Segment Start: THE RECORDS

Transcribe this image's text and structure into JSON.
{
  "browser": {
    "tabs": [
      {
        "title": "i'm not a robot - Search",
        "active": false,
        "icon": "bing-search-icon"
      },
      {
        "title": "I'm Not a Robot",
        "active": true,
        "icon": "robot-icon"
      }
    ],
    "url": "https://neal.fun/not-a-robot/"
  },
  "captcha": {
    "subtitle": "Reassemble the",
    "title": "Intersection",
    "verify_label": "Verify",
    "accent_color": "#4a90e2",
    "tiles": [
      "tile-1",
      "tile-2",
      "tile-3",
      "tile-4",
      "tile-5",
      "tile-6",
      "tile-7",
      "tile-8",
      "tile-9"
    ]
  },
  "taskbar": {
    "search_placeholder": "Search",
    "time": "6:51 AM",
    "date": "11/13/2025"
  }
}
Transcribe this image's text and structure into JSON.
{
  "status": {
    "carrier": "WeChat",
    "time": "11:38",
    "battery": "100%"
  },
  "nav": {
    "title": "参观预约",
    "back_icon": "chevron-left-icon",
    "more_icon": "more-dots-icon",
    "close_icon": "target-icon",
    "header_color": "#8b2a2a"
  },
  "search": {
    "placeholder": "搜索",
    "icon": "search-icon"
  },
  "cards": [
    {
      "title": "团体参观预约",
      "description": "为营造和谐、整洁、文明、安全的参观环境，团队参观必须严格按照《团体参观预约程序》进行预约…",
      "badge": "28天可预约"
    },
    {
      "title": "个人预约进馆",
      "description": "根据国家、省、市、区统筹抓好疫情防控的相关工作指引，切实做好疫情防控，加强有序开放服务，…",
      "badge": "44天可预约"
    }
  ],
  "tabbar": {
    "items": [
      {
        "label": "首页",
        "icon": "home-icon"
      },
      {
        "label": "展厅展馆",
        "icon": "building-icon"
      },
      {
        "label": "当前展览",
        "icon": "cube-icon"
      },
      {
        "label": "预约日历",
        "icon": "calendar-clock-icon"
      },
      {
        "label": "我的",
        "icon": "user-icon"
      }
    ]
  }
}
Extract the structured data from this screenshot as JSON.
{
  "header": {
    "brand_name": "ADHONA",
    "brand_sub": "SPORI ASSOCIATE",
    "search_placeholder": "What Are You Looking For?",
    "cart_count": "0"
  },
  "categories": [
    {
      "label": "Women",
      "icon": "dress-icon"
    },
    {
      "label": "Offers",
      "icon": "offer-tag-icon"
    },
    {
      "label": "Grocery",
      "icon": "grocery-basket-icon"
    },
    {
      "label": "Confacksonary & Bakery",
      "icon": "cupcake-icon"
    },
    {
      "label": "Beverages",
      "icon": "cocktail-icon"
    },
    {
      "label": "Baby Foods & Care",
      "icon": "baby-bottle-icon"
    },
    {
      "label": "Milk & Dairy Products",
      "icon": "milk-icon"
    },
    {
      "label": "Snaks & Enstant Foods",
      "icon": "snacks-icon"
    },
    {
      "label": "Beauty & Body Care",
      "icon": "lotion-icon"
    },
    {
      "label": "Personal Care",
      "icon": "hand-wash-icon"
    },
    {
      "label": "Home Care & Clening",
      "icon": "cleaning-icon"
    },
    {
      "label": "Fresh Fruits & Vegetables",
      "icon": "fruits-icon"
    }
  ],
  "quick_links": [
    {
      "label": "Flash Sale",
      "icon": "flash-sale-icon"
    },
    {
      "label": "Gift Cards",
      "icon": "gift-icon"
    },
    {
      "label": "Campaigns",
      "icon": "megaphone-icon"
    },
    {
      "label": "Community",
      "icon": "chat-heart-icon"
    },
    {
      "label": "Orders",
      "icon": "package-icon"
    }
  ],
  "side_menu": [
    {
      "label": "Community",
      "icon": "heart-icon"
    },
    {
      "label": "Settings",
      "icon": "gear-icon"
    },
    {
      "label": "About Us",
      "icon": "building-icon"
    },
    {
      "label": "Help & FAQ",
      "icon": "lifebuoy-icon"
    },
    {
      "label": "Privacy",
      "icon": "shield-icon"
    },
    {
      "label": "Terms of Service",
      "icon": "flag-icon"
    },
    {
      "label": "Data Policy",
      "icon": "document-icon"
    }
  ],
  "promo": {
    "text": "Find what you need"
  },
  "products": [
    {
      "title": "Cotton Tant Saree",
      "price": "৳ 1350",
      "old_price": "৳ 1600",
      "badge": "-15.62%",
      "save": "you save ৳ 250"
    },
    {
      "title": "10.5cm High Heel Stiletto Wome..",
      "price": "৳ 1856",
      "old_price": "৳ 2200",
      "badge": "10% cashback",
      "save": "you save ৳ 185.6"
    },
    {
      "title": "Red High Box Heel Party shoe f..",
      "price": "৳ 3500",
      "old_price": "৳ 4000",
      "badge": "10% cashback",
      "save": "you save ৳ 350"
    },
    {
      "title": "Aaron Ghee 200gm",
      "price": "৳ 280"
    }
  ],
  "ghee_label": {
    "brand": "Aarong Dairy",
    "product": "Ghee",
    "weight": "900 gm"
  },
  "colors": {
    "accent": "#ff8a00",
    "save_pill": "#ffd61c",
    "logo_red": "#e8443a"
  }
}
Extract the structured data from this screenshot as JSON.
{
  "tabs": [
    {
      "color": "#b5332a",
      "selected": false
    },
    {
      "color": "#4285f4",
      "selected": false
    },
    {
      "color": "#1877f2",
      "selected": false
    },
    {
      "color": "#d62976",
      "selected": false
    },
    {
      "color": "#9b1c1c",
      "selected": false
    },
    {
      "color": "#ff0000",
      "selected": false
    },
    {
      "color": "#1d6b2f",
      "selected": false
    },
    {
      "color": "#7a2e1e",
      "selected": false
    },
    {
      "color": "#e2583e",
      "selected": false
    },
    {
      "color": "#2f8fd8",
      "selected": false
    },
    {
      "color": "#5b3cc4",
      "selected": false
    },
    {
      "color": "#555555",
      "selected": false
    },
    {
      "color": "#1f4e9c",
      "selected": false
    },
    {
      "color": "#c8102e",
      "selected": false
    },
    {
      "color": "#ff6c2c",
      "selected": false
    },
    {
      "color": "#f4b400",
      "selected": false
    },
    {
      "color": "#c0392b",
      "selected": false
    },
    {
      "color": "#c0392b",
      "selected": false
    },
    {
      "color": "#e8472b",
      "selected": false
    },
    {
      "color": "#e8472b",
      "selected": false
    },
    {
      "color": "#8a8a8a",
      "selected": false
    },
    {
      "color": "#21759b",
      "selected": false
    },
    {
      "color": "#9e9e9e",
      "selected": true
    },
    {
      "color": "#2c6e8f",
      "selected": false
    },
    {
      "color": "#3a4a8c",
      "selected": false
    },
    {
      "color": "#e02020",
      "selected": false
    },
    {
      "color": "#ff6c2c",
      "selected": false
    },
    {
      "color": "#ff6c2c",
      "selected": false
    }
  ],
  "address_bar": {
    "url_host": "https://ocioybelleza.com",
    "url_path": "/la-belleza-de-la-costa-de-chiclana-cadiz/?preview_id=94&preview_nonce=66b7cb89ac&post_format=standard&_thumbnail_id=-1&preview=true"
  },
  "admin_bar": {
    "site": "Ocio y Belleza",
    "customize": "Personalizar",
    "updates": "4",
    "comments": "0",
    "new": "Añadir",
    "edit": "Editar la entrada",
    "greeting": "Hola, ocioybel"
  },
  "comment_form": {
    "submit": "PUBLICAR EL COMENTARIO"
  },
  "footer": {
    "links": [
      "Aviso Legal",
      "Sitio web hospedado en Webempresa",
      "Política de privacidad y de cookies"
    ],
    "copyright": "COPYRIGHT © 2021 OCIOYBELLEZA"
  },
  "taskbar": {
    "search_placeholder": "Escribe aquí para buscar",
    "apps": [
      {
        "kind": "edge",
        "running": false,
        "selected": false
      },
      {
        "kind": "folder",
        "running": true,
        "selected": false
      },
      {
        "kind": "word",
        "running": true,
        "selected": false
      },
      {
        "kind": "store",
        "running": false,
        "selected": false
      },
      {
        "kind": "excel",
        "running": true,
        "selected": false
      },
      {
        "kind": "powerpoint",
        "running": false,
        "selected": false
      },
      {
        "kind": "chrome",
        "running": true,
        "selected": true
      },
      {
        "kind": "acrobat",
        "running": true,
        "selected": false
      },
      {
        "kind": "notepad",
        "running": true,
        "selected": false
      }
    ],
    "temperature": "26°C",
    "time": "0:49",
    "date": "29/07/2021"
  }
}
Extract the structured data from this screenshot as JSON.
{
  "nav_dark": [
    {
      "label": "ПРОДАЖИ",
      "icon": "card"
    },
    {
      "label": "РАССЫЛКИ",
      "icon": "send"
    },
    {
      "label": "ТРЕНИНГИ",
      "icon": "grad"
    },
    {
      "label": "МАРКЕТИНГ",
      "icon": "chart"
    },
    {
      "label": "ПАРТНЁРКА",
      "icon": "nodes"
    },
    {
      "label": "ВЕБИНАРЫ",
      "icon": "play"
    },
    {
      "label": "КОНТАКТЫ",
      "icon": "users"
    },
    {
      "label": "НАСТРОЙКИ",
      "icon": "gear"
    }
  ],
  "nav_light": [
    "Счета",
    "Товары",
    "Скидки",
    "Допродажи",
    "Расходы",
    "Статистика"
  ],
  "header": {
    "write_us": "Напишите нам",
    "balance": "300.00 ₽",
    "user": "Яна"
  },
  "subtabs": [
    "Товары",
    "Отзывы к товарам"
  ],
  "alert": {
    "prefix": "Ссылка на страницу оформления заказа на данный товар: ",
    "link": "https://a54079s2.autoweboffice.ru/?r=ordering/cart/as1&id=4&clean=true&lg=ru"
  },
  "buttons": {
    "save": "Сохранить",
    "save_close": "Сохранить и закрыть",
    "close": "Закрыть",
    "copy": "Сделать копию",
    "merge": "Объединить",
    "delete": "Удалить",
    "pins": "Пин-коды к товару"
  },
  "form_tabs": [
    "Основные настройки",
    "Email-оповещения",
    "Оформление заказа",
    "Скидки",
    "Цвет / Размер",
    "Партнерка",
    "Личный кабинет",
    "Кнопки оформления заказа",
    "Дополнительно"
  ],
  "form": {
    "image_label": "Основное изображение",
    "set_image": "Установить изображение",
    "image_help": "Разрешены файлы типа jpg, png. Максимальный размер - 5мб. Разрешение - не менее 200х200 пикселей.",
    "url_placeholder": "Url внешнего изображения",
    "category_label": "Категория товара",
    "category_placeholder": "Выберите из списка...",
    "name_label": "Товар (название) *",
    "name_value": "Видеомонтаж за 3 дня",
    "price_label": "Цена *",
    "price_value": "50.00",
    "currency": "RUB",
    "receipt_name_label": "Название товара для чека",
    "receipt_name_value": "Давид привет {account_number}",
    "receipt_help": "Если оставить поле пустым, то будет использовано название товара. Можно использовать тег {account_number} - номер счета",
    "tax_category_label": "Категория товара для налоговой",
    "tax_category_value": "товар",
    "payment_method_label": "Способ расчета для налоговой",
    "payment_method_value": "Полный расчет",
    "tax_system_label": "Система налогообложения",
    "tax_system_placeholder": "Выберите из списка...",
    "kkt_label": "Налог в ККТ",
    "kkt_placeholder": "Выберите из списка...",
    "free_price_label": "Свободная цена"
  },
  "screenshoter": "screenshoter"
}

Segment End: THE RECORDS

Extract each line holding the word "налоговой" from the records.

    "tax_category_label": "Категория товара для налоговой",
    "payment_method_label": "Способ расчета для налоговой",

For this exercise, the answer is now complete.